Breakfast the next morning was at the hotel (which anonymity I will protect), with a pathetic buffet spread that only got me into a voracious mood for lunch. The stomach space saved turned out to be a blessing because lunch was a treat.
At the recommendation of a friend, I headed over to Lachi’s in Marfori Heights. Their pork ribs are literally touted as unforgettable. While I wouldn’t go that far by way of desciption, I admit that they were delicious, although not as tender as I would have preferred.
With a side of laing, and a second serving of rice, this was excellent comfort food, Filipino-style. Lachi’s desserts also came highly recommended, especially the sans rival, cheesecake and macarons.
The sans rival wasn’t the best, being on the dry side and lacking in buttery creaminess between the meringue layers. My favorites are still Becky’s (formerly along Xavierville Avenue, beside that horrid Meat Shop) and the eponymous Sans Rival in Dumaguete City.
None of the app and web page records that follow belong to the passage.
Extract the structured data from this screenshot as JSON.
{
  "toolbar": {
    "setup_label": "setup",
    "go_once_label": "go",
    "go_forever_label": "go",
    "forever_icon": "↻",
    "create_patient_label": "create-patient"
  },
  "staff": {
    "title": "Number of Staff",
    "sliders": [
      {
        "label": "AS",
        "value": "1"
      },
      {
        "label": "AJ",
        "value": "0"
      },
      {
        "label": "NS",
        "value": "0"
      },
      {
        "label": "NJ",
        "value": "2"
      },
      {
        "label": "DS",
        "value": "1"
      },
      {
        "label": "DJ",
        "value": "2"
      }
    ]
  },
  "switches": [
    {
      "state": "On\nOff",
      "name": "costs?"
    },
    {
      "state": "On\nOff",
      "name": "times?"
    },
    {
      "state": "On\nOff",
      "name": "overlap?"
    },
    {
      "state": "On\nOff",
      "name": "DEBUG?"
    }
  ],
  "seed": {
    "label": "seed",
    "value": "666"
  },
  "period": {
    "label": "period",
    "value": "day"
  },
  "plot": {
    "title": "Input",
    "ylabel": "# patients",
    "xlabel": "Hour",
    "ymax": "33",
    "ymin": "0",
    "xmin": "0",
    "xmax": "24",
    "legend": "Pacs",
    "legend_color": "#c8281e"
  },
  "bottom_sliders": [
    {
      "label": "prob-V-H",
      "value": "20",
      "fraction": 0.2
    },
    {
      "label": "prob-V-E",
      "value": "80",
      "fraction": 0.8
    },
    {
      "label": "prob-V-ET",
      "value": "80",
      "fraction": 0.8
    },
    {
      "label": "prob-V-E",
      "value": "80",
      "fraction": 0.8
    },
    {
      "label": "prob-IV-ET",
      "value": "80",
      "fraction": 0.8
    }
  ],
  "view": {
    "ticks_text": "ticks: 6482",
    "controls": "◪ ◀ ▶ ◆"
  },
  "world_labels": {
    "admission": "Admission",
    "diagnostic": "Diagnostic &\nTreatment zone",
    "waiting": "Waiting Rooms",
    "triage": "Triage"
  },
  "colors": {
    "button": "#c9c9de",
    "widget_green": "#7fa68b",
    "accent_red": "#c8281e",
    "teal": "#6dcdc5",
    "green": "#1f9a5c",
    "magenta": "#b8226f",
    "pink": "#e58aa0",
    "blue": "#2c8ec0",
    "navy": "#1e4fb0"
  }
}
The New York cheesecake fared much better, with just a hint of sourness and saltiness instead of the usual cloying sweetness. The macarons were good, considering that I didn’t expect a hole in the wall in the residential area of the city to be making them. I’d say they were on par with the weekend bazaar variety that have begun to sprout up all over Manila.
As always, the salted caramel one was my favorite. The orange macaron had a good balance of citric flavor and sweetness. And while I’m not a huge fan of peppermint, the flavor was subdued enough to not have the macaron taste like a breath mint. A good effort, and kudos to their pastry chef.
It was also my first time to try Nespresso capsules. For a P75 cup of coffee, it was excellent. I had the Fortissio Lungo, which had an intensity rating of “7”. Bold and flavorful, and whisper of acidity. It made me almost consider investing in a machine at home. Unfortunately, with the amount of coffee I drink, and in my line of work, I’m forced to go with quantity over quality.
The last meal in Davao was a Korean dinner from Manna, which was a short walk from the hotel. As we had to catch our flight out, we figured it was best not to go back into the center of the city. At a very reasonable Php 700, Sigol Bapsang, a set meal for two consisting of a gauntlet of dishes. First up was a set of six banchan (assorted appetizers, including dilis, kimchi, marinated peanuts, sweet potato, omelet and fermented spicy cucumber). The mains then poured in one by one: jap chae (sweet potato noodles), haemul pajeon (seafood and green onion pancake), jeyuk bokkeum (stir fried pork in chili sauce), kimchi jjigae (fermented cabbage and tofu stew), gyeran jjim (steamed egg casserole), as well as a breaded white fish fillet (thankfully not dory) and a tofu and mushroom soup/stew which Korean names escaped me. And of course, steamed white rices served in the usual covered metal bowls. Despite the volume, the food was quite light on the belly, and yes, it’s more than enough to satisfy two hungry people without much excess. Some friends followed and ordered dokbukki, samgyupsal and kimbap, which I had a taste of. All of the food was pretty good, and priced around the same as most Manila Korean restaurants. The crowd was mostly Korean, which meant that in Davao City, you would be hard-pressed to find authenticity and quality of the same level elsewhere. There’s a Manna Garden in Manila, which I haven’t tried. I don’t think it’s owned the same group, though.
Surprisingly, the Korean meal was the least capsaicin-fueled of my trip. I discovered the Davaoeno breed of bird’s eye chili, which is shorter and rounder than the labuyo one would find in Manila. These are probably much closer to their Thai cousins than what we are familiar with up north. Needless to say, these tiny devils were immensely hot – at least twice that of the labuyo I’m used to and could chop up and eat fresh without much discomfort. The Davao chilis, however, left a lasting heat on the tongue that made me glad I was thousands of kilometers away from the nearest IPA. I wish I could get my hands on those chilis here in Manila, though.